In the crystal ball gazing that inevitably takes up many end of the year publishing round ups, I have yet to see any that have referenced the impact of the proposed merger between oDesk and Elance.
These major online hubs for freelance talent represent all the speed, disruption, value and scalability associated with other VC darlings of the last few years. Between them oDesk and Elance have raised well over $100 million in investment. Both sites emphasise quick access to hundreds of thousands of suppliers, either freelancers or moonlighters. And both emphasise the word ‘quality’. Now, the two are looking to create one mega-marketplace; a supertanker of freelance services.
On the face of it, the stats are eye watering. 10 million workers across 180 countries with combined billings of $750 million this year alone. And in amongst all the inevitable talk of synergies and brand equity, there are some ambitious aspirations. The new company aims to be ‘the workplace for the world’. By combining their resources, they believe they have a shot at ‘building a business on the scale of Amazon or Linkedin or iTunes’. It will mean more data and faster matches. It will mean significant accelerated growth and real head to head competition with Freelancer.com and larger global agencies.
Why is this relevant to UK publishing? Because in 2014, the only thing that is certain is that there will be more uncertainty as old models and structures shift and mutate into viable ways of doing business, whether you are a traditional publisher, retailer, literary agent, published or unpublished writer. And with that uncertainty comes a recognition that there will have to be a greater emphasis on contracting directly with external suppliers, on outsourcing. For some, this is about variable costs versus fixed costs. For others it is about taking greater control or accessing new skill sets for an evolving industry. For everyone, it is about getting something actually done without having another body on the payroll. Meanwhile, the ranks of freelancing publishing specialists will continue to be swelled by those who’ve been deemed surplus to requirements, the experienced professionals who discover there are precious few permanent salaried opportunities that represent an equivalent to their old status.
So here is where it gets interesting. Because from our perspective (admittedly that of a UK-centric, much smaller freelance curated marketplace) the real tension in the coming years is not between the new and old models, but between different versions of the new model. That there will be a greater migration to transactional online service platforms seems inevitable, whatever the industry. But how do you guarantee a quality service and the scale required by investors? Back to those stats mentioned earlier.
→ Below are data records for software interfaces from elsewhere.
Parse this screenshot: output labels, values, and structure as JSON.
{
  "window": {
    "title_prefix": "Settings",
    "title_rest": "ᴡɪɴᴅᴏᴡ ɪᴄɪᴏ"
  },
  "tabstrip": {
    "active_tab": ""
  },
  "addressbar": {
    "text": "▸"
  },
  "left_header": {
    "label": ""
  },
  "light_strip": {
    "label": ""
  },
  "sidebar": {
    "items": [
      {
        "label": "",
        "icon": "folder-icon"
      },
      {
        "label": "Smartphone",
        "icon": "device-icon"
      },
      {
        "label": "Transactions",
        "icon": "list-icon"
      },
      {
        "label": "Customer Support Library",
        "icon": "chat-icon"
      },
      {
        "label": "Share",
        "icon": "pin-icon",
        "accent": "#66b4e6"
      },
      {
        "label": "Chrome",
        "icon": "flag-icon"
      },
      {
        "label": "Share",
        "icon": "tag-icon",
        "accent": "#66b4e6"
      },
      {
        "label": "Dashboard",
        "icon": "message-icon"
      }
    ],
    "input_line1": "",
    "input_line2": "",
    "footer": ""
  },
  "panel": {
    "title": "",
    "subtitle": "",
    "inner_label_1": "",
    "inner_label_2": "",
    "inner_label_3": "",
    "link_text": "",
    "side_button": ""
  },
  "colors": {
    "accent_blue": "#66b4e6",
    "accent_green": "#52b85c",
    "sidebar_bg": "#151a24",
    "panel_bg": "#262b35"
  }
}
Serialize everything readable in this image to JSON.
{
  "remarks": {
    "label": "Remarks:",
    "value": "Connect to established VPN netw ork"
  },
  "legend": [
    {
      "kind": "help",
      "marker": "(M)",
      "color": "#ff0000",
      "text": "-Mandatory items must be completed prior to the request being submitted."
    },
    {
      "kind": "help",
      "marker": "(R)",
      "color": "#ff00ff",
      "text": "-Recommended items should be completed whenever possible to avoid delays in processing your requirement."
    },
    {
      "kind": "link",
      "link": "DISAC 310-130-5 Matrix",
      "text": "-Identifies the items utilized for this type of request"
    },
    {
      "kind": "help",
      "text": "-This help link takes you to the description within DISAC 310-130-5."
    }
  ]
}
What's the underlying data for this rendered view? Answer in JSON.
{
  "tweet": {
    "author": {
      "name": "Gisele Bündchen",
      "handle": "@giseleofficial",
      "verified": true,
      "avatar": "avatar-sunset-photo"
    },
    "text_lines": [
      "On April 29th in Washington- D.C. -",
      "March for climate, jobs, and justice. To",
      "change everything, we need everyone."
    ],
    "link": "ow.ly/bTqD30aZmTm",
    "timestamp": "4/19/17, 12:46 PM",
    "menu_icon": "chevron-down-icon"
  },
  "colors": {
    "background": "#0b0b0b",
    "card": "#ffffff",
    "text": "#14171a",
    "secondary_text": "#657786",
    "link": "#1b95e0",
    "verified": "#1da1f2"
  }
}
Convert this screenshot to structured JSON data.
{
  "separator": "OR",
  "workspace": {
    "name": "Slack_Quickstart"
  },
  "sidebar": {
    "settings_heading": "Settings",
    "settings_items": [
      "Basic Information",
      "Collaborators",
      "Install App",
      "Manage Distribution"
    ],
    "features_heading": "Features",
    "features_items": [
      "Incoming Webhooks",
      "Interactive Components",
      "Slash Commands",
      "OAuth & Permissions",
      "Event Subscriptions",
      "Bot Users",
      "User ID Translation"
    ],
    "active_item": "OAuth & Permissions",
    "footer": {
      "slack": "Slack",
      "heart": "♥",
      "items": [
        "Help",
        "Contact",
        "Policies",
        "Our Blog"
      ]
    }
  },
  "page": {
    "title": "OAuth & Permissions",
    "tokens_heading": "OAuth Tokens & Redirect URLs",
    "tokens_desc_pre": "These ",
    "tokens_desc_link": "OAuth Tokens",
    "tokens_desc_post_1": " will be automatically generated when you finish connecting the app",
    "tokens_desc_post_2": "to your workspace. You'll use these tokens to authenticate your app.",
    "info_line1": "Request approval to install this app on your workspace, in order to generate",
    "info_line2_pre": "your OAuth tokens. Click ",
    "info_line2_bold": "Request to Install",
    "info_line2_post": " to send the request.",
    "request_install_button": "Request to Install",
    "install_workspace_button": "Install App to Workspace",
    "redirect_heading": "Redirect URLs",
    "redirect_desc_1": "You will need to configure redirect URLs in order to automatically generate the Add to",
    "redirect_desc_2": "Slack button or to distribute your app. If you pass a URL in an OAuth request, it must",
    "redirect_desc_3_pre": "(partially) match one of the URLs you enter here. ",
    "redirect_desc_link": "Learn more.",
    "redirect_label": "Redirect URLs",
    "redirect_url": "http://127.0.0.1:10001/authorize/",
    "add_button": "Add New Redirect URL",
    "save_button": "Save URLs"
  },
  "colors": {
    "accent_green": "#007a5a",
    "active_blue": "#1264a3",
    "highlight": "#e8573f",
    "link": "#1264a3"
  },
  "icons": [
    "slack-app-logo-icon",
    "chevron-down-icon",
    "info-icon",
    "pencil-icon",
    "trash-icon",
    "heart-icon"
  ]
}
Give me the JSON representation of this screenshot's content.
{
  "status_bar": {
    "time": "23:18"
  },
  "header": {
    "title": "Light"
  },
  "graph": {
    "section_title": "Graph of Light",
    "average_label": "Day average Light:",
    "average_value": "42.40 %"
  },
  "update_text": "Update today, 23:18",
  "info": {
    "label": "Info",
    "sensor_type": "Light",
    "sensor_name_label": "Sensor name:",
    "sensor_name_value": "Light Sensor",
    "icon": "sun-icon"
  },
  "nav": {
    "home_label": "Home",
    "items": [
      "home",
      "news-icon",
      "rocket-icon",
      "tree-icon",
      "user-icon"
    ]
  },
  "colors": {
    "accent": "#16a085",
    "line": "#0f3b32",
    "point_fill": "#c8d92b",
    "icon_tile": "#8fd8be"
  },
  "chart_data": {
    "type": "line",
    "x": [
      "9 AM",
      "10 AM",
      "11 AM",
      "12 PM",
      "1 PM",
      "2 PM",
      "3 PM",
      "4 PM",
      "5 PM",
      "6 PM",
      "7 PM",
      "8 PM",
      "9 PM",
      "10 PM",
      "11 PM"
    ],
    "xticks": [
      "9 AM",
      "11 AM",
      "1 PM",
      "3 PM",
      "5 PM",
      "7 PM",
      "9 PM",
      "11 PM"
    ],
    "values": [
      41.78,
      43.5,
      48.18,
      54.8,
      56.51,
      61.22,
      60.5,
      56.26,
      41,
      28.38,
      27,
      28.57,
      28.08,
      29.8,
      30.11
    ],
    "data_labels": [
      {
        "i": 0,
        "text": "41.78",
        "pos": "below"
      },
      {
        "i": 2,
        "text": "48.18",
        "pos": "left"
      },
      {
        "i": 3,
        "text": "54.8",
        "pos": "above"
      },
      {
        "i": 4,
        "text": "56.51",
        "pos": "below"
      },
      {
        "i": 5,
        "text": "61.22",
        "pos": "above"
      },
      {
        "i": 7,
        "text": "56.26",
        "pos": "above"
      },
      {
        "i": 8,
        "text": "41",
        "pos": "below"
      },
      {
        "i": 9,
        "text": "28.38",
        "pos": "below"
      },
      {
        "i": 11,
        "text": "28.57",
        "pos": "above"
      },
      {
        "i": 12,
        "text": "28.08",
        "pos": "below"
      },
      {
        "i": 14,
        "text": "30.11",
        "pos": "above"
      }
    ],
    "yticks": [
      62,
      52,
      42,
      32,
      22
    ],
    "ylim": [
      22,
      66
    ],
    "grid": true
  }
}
By any estimation, there will be an awful lot of people earning nothing or only tiny amounts who have signed up and posted their details looking for work. And how do you know whether you should be paying someone $3.00 or $20.00 an hour? Moreover, say you are looking for a book editor. Begin your search now and see how quickly you are pointed in the direction of translators and web designers; all possibly wonderful, talented people. But not book editors.
In our experience, more and more creative people are choosing a way of working which affords them variety, flexibility and the sort of stimulation large corporate machines find it hard to deliver. But good creative people also know their own worth. And there remains a value in understanding who are the right people for the right job.
In the mean time, we will watch out for how many million hours have been billed on the biggest global sites. Which just makes me think of those McDonald’s drive-thrus that say ‘99 Billion Served’, even when they have sold many more, but they only had space on the sign for two digits.